- _Your goal_
Search the records below for the word "test". Copy each line where it occurs.

- _Records shown_

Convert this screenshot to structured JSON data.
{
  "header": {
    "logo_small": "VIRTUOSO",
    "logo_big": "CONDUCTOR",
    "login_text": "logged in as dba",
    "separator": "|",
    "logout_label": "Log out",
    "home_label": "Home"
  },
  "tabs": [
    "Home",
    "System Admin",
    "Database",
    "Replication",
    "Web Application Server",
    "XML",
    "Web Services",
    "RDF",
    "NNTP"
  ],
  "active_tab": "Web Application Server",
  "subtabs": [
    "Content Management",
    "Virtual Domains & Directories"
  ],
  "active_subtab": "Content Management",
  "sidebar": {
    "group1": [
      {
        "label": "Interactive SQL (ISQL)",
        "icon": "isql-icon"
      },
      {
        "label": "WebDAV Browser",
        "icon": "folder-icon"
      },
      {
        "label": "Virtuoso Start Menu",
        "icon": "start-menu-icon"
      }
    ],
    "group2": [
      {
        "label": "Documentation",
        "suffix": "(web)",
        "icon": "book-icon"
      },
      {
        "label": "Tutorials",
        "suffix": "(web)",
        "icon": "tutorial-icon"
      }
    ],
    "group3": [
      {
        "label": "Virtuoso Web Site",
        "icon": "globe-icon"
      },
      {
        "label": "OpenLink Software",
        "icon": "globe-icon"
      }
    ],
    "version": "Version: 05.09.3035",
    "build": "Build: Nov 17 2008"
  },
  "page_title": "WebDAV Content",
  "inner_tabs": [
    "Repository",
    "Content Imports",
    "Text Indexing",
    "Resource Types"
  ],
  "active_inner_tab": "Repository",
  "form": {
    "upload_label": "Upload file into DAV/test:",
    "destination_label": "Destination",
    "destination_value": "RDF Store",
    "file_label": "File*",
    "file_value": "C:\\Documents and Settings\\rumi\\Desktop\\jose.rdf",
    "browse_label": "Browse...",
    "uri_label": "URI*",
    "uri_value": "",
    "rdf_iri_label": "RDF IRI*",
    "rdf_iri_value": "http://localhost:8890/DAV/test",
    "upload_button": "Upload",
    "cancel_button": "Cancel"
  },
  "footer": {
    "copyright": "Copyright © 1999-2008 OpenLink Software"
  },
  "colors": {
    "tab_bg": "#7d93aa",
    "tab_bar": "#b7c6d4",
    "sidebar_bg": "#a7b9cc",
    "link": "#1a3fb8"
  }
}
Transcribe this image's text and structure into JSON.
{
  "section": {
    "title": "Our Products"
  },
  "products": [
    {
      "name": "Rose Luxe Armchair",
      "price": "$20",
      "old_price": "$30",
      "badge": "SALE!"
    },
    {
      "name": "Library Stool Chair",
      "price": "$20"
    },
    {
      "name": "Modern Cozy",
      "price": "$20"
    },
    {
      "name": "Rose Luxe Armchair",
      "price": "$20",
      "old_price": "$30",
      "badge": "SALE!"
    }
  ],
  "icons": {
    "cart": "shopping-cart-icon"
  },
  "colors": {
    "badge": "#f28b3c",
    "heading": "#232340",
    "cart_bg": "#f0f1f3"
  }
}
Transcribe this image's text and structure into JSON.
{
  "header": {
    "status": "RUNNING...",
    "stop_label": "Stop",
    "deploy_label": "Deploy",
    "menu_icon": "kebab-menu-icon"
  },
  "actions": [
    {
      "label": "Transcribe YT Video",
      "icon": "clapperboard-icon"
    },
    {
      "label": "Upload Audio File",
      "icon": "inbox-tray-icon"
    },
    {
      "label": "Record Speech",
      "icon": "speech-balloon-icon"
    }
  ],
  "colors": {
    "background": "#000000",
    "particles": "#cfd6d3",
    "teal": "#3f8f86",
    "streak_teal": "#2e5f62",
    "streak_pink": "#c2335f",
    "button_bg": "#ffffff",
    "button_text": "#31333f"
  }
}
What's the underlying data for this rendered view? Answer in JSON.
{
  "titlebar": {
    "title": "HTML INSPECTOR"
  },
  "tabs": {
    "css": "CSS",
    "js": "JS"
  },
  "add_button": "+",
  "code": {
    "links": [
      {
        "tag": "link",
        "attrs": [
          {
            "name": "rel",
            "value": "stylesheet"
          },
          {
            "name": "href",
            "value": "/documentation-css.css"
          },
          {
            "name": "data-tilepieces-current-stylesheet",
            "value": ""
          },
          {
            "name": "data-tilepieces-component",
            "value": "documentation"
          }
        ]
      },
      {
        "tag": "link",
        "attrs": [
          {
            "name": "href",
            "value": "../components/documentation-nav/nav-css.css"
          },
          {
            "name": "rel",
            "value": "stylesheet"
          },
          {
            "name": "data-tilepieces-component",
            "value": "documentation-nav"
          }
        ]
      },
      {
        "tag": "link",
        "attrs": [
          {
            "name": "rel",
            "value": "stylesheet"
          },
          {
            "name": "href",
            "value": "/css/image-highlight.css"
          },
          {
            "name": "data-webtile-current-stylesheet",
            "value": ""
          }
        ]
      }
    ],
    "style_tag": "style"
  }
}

- _Task solution_
    "upload_label": "Upload file into DAV/test:",
    "rdf_iri_value": "http://localhost:8890/DAV/test",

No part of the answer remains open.